  codeset and the user's application codeset. For example, if the mail inter-
  change codeset at sites in Japan is ISO-2022-JP and the user's application
  codeset is eucJP, the	next command needs to convert the next message to
  eucJP	before displaying the message. Otherwise, Japanese characters do not
  display correctly.

  Codeset conversion is	controlled through entries in various files, command
  options, and variable	settings that are associated with MH software. The
  conversion is	actually done by converters that reside	in the
  /usr/lib/nls/loc/iconv directory. Each converter supports a single
  from_code and	to_code	conversion that	is identified in the converter name.
  For example, the converter that supports conversion from the ISO-2022-JP
  mail interchange codeset to the eucJP	user application codeset is named
  ISO-2022-JP_eucJP. Codeset conversion	works only if converters are avail-
  able for the mail interchange	and user application codesets that apply to
  the message and if those converters are installed. (Converters are
  installed from optional language-specific subsets). Refer to the
  iconv_intro(5) reference page	for more information about codeset conver-
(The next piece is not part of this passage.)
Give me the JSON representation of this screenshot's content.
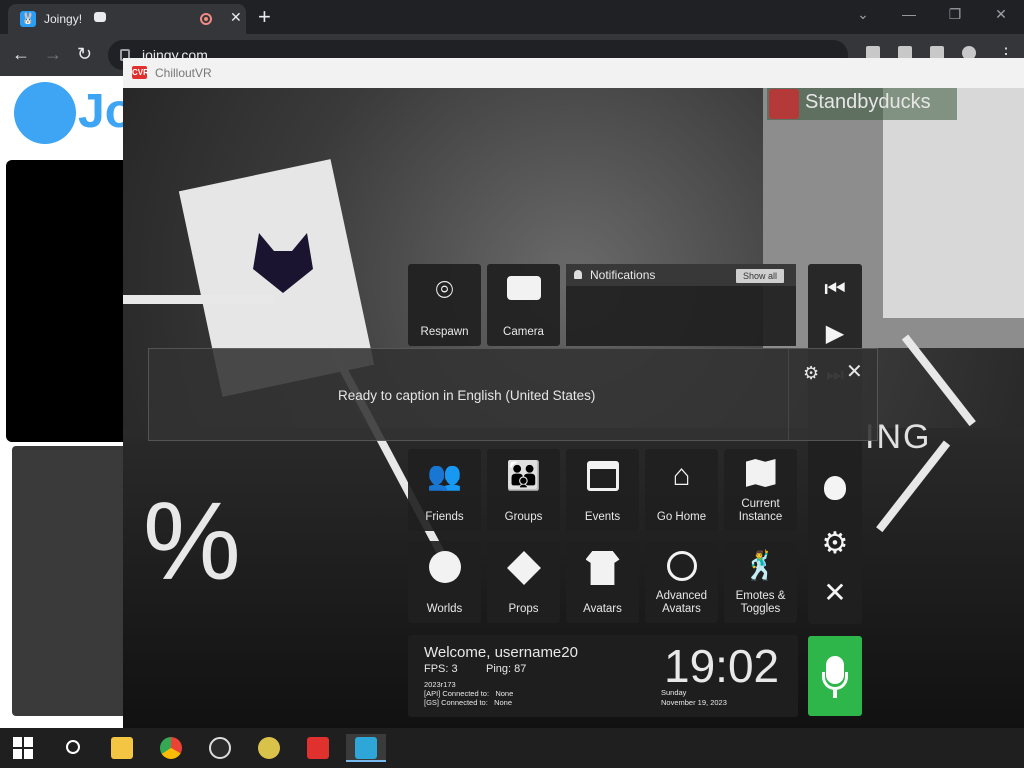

  By default, to eliminate risk	of data	loss, the inc command stores incoming
  mail messages	in mail	folders	without	codeset	conversion.  In	this case,
  the codeset conversion is performed later when you display or	extract	mes-
  sages	from mail folders. If you want codeset conversion to be	performed at
  the time messages are	stored in folders, you can specify the -conv option
  on the inc command line. To ensure correct codeset conversion	in some	Asian
  countries, you may need to use the inc -conv inshdr command when incoming
  messages do not include a Content-Type entry in the header. Refer to the
  inc(1) reference page	for more information on	the -conv option.
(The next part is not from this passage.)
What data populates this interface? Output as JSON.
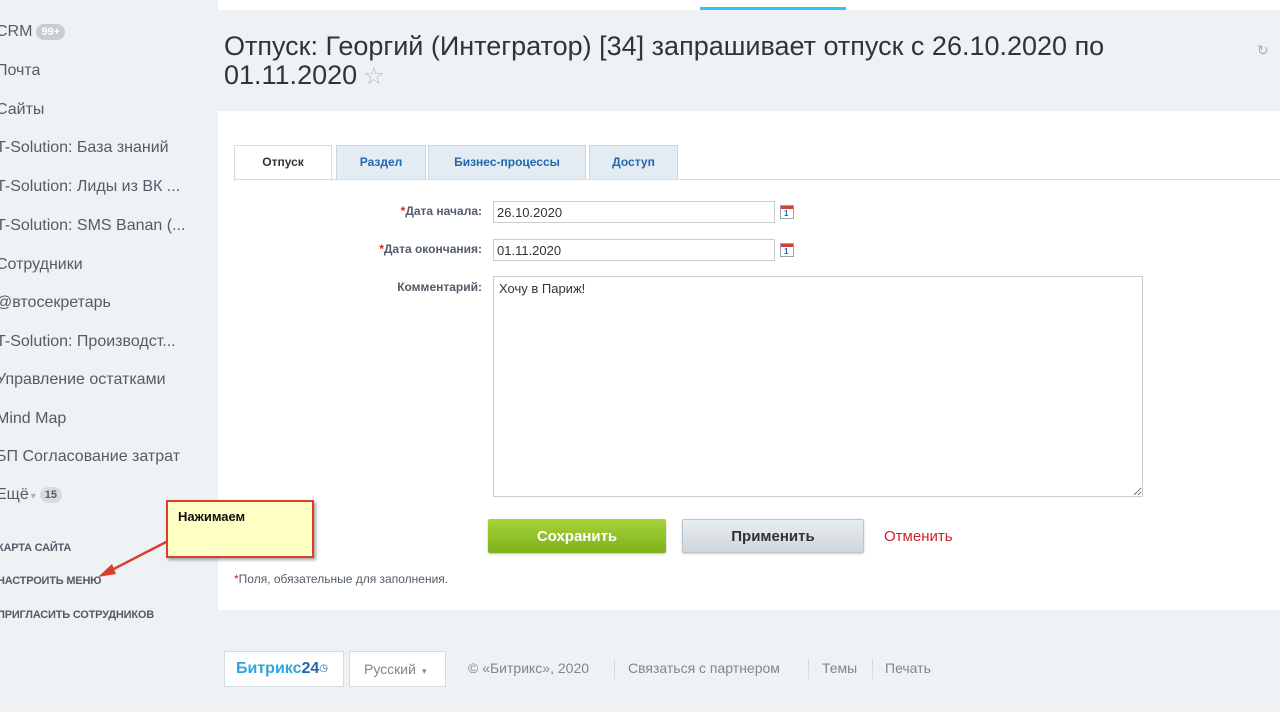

  To include mail interchange codeset information in outgoing mail messages,
  the MH software adds new header lines. For example, if ISO-2022-JP is	the
  mail interchange code, the following header lines are	added to outgoing

       Mime-Version: 1.0
       Content-Type: TEXT/PLAIN; charset=ISO-2022-JP
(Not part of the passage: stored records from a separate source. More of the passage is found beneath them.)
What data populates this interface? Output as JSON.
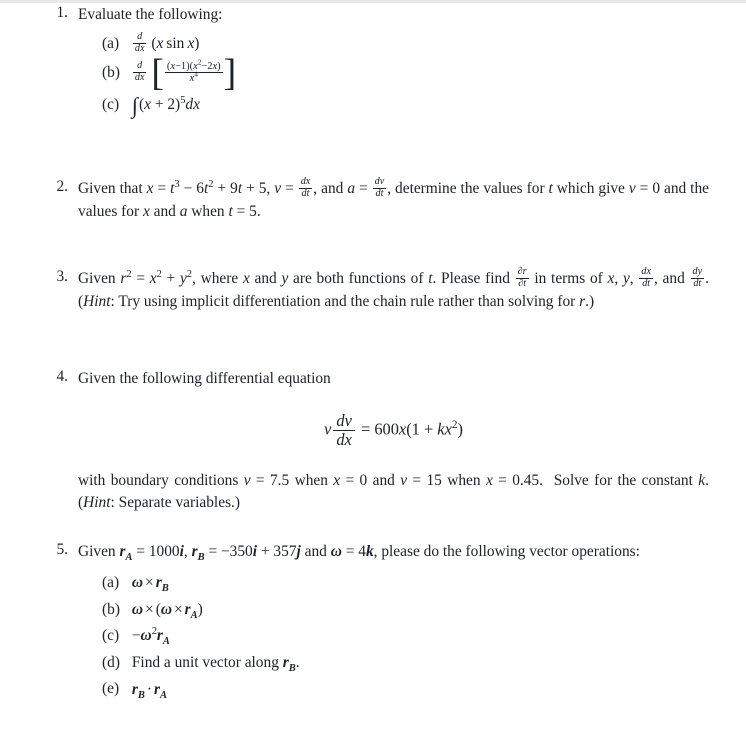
{
  "document": {
    "type": "math-homework-problem-set",
    "problems": [
      {
        "number": "1.",
        "stem": "Evaluate the following:",
        "parts": [
          {
            "label": "(a)",
            "expression": "d/dx (x sin x)"
          },
          {
            "label": "(b)",
            "expression": "d/dx [ (x-1)(x^2 - 2x) / x^4 ]"
          },
          {
            "label": "(c)",
            "expression": "∫(x + 2)^5 dx"
          }
        ]
      },
      {
        "number": "2.",
        "text_line1": "Given that x = t³ − 6t² + 9t + 5, v = dx/dt, and a = dv/dt, determine the values for t which give",
        "text_line2": "v = 0 and the values for x and a when t = 5.",
        "frag": {
          "given": "Given that",
          "x_expr_lead": "x",
          "eq": "=",
          "t3": "t",
          "minus": "−",
          "six": "6",
          "nine_t": "9t",
          "plus5": "+ 5,",
          "v": "v",
          "and_a": ", and",
          "a": "a",
          "tail": ", determine the values for",
          "t_var": "t",
          "which_give": "which give",
          "v_zero": "v = 0 and the values for",
          "x_var": "x",
          "and": "and",
          "a_var": "a",
          "when": "when",
          "t_eq5": "t = 5."
        }
      },
      {
        "number": "3.",
        "frag": {
          "given": "Given",
          "r2": "r",
          "eq": "=",
          "x2": "x",
          "plus": "+",
          "y2": "y",
          "where": ", where",
          "x_var": "x",
          "and1": "and",
          "y_var": "y",
          "are_funcs": "are both functions of",
          "t_var": "t",
          "please_find": ". Please find",
          "in_terms": "in terms of",
          "x_c": "x,",
          "y_c": "y,",
          "and2": "and",
          "hint_open": ". (",
          "hint_word": "Hint",
          "hint_text": ": Try using implicit differentiation and the chain rule rather than solving for",
          "r_var": "r",
          "close": ".)"
        }
      },
      {
        "number": "4.",
        "stem": "Given the following differential equation",
        "equation": "v dv/dx = 600x(1 + kx²)",
        "frag": {
          "v": "v",
          "eq": "=",
          "rhs_600x": "600x(1 +",
          "k": "k",
          "x2": "x",
          "close": ")",
          "bc_lead": "with boundary conditions",
          "v1": "v",
          "v1val": "= 7.5 when",
          "x1": "x",
          "x1val": "= 0 and",
          "v2": "v",
          "v2val": "= 15 when",
          "x2v": "x",
          "x2val": "= 0.45.  Solve for the",
          "const_lead": "constant",
          "k_var": "k",
          "hint_open": ". (",
          "hint_word": "Hint",
          "hint_text": ": Separate variables.)"
        }
      },
      {
        "number": "5.",
        "frag": {
          "given": "Given",
          "rA": "r",
          "subA": "A",
          "eq1": "= 1000",
          "i1": "i",
          "comma": ",",
          "rB": "r",
          "subB": "B",
          "eq2": "= −350",
          "i2": "i",
          "plus": "+ 357",
          "j1": "j",
          "and": "and",
          "omega": "ω",
          "eq3": "= 4",
          "k1": "k",
          "tail": ", please do the following vector operations:"
        },
        "parts": [
          {
            "label": "(a)",
            "expression": "ω × rB"
          },
          {
            "label": "(b)",
            "expression": "ω × (ω × rA)"
          },
          {
            "label": "(c)",
            "expression": "−ω²rA"
          },
          {
            "label": "(d)",
            "expression": "Find a unit vector along rB."
          },
          {
            "label": "(e)",
            "expression": "rB · rA"
          }
        ],
        "part_d_text": "Find a unit vector along"
      }
    ]
  },
  "colors": {
    "text": "#20232e",
    "background": "#ffffff",
    "top_band": "#e8e8e8"
  }
}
  For non-ISO codesets,	the software adds the prefix "X-" to the codeset name
  for identification purposes. For example, if the codeset is eucJP, the fol-
  lowing header	lines are added	to the message:

       Mime-Version: 1.0
       Content-Type: TEXT/PLAIN; charset=X-eucJP

  For incoming mail, MH	software uses the following settings (in the order
  listed) to determine the mail	interchange codeset:

   1.  The value specified for charset in the Content-Type: header line, if
       present in the incoming message

   2.  The default systemwide mail interchange codeset as specified in the
       /usr/lib/mail-codesets file

       This file must be created by the	system administrator and contains one
       line that is the	name of	the systemwide mail interchange	codeset. For


       When parsing the	mail-codesets file, the	MH software ignores comment
       lines (lines beginning with #), blank lines, and	leading	or trailing
       white space around the codeset name.  The first line that is not	a
       comment or blank	line is	assumed	to specify the systemwide mail inter-
       change codeset.

  The MH software does not perform codeset conversion on incoming mail if
  neither of these settings specifies a	codeset.

  For outgoing mail, MH	software uses the following settings (in the order
  listed) to determine the mail	interchange codeset:

   1.  The EXCODE environment variable

   2.  The profile component excode defined in $HOME/.mh_profile

   3.  The content of /usr/lib/mail-codesets

  MH software determines the user application codeset from the codeset part
  of locale name settings for the following variables and file entries
  (listed in order of high to low precedence):

   1.  The LC_ALL environment variable

   2.  The LANG	environment variable

   3.  The profile component lang defined in $HOME/.mh_profile


  You cannot create folder names that are made up of only digits.


      Directory	containing commands

      MH library